These sketches were made by Confederate prisoner Jacob Omenhausser at Point Lookout, Maryland, in 1864. The New-York Historical Society has digitized the artwork, which was preserved in the personal papers of Brigadier General James Barnes, the Union commander in charge of the district that contained Point Lookout.
The Union Army first used the Point Lookout site, originally a summer resort, as a military hospital. The army began constructing a prisoner-of-war camp there in 1863, to house prisoners taken during the Battle of Gettysburg. The camp was quickly filled over capacity, holding 15,500 soldiers by the summer of 1864 and 20,000 by June 1865. Of 50,000 total soldiers imprisoned at Point Lookout during its years as a POW camp, 4,000 died from the camp’s poor conditions.
Omenhausser captures the informal systems of barter that prevailed in the prison and depicts scenes of prisoners passing the time with games of chance.

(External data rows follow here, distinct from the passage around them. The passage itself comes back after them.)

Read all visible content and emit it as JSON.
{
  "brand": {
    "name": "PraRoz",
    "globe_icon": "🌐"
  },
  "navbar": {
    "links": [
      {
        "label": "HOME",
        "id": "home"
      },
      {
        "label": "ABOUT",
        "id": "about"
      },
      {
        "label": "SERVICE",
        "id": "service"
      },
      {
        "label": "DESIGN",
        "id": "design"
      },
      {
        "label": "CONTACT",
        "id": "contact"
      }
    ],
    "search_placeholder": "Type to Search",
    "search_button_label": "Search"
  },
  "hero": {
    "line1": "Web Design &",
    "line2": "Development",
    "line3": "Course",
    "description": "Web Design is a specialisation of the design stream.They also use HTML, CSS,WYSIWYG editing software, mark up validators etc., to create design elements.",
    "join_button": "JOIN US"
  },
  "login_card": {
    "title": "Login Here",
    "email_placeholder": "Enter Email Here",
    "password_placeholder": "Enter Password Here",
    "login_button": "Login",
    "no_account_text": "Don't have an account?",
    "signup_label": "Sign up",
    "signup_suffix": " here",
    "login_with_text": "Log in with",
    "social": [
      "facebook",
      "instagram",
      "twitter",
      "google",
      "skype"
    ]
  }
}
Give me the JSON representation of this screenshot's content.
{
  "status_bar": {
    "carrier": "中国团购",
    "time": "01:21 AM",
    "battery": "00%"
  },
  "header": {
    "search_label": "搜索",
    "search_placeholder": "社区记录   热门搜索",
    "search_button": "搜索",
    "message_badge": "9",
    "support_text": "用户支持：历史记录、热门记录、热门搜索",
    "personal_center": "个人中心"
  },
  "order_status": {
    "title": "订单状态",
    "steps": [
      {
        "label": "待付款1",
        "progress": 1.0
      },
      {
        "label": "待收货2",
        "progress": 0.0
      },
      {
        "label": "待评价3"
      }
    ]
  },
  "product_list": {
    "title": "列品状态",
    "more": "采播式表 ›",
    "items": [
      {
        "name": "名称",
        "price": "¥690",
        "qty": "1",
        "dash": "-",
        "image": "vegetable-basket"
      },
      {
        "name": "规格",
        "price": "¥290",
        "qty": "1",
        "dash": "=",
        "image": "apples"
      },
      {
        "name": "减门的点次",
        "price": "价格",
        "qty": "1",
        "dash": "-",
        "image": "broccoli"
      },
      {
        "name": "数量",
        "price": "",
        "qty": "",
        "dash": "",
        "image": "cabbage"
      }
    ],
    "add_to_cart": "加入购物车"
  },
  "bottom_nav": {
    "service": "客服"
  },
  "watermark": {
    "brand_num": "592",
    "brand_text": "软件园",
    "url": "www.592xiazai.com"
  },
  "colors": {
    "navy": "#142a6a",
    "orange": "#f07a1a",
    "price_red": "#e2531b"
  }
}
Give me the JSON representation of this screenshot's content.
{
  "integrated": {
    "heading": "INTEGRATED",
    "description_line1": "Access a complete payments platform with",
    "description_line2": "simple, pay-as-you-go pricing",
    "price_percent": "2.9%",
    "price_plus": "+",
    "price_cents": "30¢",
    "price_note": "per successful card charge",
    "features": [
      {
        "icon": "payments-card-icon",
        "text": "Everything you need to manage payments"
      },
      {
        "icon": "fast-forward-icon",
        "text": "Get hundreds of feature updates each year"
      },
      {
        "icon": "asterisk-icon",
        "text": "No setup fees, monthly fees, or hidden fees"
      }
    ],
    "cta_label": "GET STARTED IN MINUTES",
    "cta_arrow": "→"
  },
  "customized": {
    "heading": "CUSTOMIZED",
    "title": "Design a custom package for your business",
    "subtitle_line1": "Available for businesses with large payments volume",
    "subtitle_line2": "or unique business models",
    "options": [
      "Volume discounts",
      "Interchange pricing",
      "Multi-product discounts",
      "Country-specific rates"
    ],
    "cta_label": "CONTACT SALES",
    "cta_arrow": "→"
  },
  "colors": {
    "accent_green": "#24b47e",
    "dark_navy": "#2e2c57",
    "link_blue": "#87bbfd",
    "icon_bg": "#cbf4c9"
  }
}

Sketches of POWs petitioning camp officials—depicted seated on horseback—seem to emphasize the indignity of a system that required soldiers to beg for favors.
In two of the sketches below, black Union soldiers appear in positions of authority, issuing commands to Confederate prisoners. Omenhausser seems to have viewed the presence of these guards as a particularly irksome fact of life as a prisoner of war.
Correction, Sept. 1, 2015: This post and its headline originally misattributed these drawings to an anonymous prisoner. They were by Jacob Omenhausser.